╭─ RECORD EXTRACTS

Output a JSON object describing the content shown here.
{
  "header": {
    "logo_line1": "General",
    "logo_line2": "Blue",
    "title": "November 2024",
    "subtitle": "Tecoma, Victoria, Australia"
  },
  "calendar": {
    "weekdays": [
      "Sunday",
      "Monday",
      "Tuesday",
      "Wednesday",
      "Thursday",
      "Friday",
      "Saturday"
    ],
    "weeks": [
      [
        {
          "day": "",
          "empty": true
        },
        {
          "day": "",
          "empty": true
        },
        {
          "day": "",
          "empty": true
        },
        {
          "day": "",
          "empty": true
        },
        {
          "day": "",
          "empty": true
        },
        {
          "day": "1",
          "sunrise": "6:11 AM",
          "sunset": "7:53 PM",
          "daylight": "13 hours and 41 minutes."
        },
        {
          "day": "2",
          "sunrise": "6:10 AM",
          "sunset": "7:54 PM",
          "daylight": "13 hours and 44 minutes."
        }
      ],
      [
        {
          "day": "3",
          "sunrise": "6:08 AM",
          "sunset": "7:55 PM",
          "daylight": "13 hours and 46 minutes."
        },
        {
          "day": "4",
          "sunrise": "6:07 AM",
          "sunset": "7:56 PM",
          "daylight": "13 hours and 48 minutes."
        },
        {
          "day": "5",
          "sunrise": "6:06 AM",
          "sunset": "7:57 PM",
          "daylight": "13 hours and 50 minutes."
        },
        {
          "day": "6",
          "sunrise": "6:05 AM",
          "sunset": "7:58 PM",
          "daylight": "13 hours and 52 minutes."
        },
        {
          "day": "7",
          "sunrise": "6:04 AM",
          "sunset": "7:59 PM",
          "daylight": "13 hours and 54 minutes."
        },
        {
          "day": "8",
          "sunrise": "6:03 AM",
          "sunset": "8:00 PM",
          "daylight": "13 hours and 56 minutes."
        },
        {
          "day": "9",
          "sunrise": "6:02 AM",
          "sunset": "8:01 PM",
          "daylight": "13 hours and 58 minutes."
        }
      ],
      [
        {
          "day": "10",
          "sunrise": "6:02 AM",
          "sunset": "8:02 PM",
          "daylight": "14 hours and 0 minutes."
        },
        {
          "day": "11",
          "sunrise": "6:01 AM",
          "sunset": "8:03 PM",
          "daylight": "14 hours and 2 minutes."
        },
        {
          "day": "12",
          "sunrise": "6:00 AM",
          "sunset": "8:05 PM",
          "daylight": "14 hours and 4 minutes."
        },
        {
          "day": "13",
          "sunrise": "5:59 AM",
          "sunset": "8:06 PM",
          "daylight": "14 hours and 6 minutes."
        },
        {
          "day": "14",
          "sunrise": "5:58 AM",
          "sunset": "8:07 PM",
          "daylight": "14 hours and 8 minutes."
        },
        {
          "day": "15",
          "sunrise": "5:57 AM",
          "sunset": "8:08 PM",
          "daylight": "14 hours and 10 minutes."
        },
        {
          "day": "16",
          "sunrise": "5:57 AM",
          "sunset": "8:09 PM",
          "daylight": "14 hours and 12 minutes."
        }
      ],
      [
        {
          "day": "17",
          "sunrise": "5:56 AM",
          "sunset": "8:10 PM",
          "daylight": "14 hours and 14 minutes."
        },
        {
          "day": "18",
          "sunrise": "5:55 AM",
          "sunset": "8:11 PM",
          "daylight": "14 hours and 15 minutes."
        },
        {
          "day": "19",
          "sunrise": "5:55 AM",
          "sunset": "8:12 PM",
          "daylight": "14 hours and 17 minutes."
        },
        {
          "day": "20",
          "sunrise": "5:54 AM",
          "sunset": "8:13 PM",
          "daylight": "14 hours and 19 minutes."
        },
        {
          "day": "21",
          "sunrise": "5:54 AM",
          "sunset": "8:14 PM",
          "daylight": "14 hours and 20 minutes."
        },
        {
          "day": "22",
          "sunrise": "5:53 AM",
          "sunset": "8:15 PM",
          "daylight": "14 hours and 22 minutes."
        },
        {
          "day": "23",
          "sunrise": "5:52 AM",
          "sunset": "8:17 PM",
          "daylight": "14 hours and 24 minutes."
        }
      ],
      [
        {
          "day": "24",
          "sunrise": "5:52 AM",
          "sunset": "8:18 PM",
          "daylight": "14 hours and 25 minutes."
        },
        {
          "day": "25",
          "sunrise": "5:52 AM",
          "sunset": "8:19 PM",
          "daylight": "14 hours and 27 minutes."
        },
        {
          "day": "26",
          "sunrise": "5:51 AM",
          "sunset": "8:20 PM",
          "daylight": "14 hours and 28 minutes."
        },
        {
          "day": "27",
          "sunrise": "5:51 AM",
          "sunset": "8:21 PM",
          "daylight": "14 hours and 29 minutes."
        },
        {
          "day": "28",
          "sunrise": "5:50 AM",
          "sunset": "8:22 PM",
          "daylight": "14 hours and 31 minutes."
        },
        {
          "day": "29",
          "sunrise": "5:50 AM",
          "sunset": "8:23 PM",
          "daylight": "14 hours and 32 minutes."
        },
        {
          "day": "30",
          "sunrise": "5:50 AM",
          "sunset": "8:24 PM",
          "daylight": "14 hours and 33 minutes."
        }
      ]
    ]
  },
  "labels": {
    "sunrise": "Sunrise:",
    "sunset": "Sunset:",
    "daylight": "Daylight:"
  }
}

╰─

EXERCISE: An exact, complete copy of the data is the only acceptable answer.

SOLUTION:
Output a JSON object describing the content shown here.
{
  "header": {
    "logo_line1": "General",
    "logo_line2": "Blue",
    "title": "November 2024",
    "subtitle": "Tecoma, Victoria, Australia"
  },
  "calendar": {
    "weekdays": [
      "Sunday",
      "Monday",
      "Tuesday",
      "Wednesday",
      "Thursday",
      "Friday",
      "Saturday"
    ],
    "weeks": [
      [
        {
          "day": "",
          "empty": true
        },
        {
          "day": "",
          "empty": true
        },
        {
          "day": "",
          "empty": true
        },
        {
          "day": "",
          "empty": true
        },
        {
          "day": "",
          "empty": true
        },
        {
          "day": "1",
          "sunrise": "6:11 AM",
          "sunset": "7:53 PM",
          "daylight": "13 hours and 41 minutes."
        },
        {
          "day": "2",
          "sunrise": "6:10 AM",
          "sunset": "7:54 PM",
          "daylight": "13 hours and 44 minutes."
        }
      ],
      [
        {
          "day": "3",
          "sunrise": "6:08 AM",
          "sunset": "7:55 PM",
          "daylight": "13 hours and 46 minutes."
        },
        {
          "day": "4",
          "sunrise": "6:07 AM",
          "sunset": "7:56 PM",
          "daylight": "13 hours and 48 minutes."
        },
        {
          "day": "5",
          "sunrise": "6:06 AM",
          "sunset": "7:57 PM",
          "daylight": "13 hours and 50 minutes."
        },
        {
          "day": "6",
          "sunrise": "6:05 AM",
          "sunset": "7:58 PM",
          "daylight": "13 hours and 52 minutes."
        },
        {
          "day": "7",
          "sunrise": "6:04 AM",
          "sunset": "7:59 PM",
          "daylight": "13 hours and 54 minutes."
        },
        {
          "day": "8",
          "sunrise": "6:03 AM",
          "sunset": "8:00 PM",
          "daylight": "13 hours and 56 minutes."
        },
        {
          "day": "9",
          "sunrise": "6:02 AM",
          "sunset": "8:01 PM",
          "daylight": "13 hours and 58 minutes."
        }
      ],
      [
        {
          "day": "10",
          "sunrise": "6:02 AM",
          "sunset": "8:02 PM",
          "daylight": "14 hours and 0 minutes."
        },
        {
          "day": "11",
          "sunrise": "6:01 AM",
          "sunset": "8:03 PM",
          "daylight": "14 hours and 2 minutes."
        },
        {
          "day": "12",
          "sunrise": "6:00 AM",
          "sunset": "8:05 PM",
          "daylight": "14 hours and 4 minutes."
        },
        {
          "day": "13",
          "sunrise": "5:59 AM",
          "sunset": "8:06 PM",
          "daylight": "14 hours and 6 minutes."
        },
        {
          "day": "14",
          "sunrise": "5:58 AM",
          "sunset": "8:07 PM",
          "daylight": "14 hours and 8 minutes."
        },
        {
          "day": "15",
          "sunrise": "5:57 AM",
          "sunset": "8:08 PM",
          "daylight": "14 hours and 10 minutes."
        },
        {
          "day": "16",
          "sunrise": "5:57 AM",
          "sunset": "8:09 PM",
          "daylight": "14 hours and 12 minutes."
        }
      ],
      [
        {
          "day": "17",
          "sunrise": "5:56 AM",
          "sunset": "8:10 PM",
          "daylight": "14 hours and 14 minutes."
        },
        {
          "day": "18",
          "sunrise": "5:55 AM",
          "sunset": "8:11 PM",
          "daylight": "14 hours and 15 minutes."
        },
        {
          "day": "19",
          "sunrise": "5:55 AM",
          "sunset": "8:12 PM",
          "daylight": "14 hours and 17 minutes."
        },
        {
          "day": "20",
          "sunrise": "5:54 AM",
          "sunset": "8:13 PM",
          "daylight": "14 hours and 19 minutes."
        },
        {
          "day": "21",
          "sunrise": "5:54 AM",
          "sunset": "8:14 PM",
          "daylight": "14 hours and 20 minutes."
        },
        {
          "day": "22",
          "sunrise": "5:53 AM",
          "sunset": "8:15 PM",
          "daylight": "14 hours and 22 minutes."
        },
        {
          "day": "23",
          "sunrise": "5:52 AM",
          "sunset": "8:17 PM",
          "daylight": "14 hours and 24 minutes."
        }
      ],
      [
        {
          "day": "24",
          "sunrise": "5:52 AM",
          "sunset": "8:18 PM",
          "daylight": "14 hours and 25 minutes."
        },
        {
          "day": "25",
          "sunrise": "5:52 AM",
          "sunset": "8:19 PM",
          "daylight": "14 hours and 27 minutes."
        },
        {
          "day": "26",
          "sunrise": "5:51 AM",
          "sunset": "8:20 PM",
          "daylight": "14 hours and 28 minutes."
        },
        {
          "day": "27",
          "sunrise": "5:51 AM",
          "sunset": "8:21 PM",
          "daylight": "14 hours and 29 minutes."
        },
        {
          "day": "28",
          "sunrise": "5:50 AM",
          "sunset": "8:22 PM",
          "daylight": "14 hours and 31 minutes."
        },
        {
          "day": "29",
          "sunrise": "5:50 AM",
          "sunset": "8:23 PM",
          "daylight": "14 hours and 32 minutes."
        },
        {
          "day": "30",
          "sunrise": "5:50 AM",
          "sunset": "8:24 PM",
          "daylight": "14 hours and 33 minutes."
        }
      ]
    ]
  },
  "labels": {
    "sunrise": "Sunrise:",
    "sunset": "Sunset:",
    "daylight": "Daylight:"
  }
}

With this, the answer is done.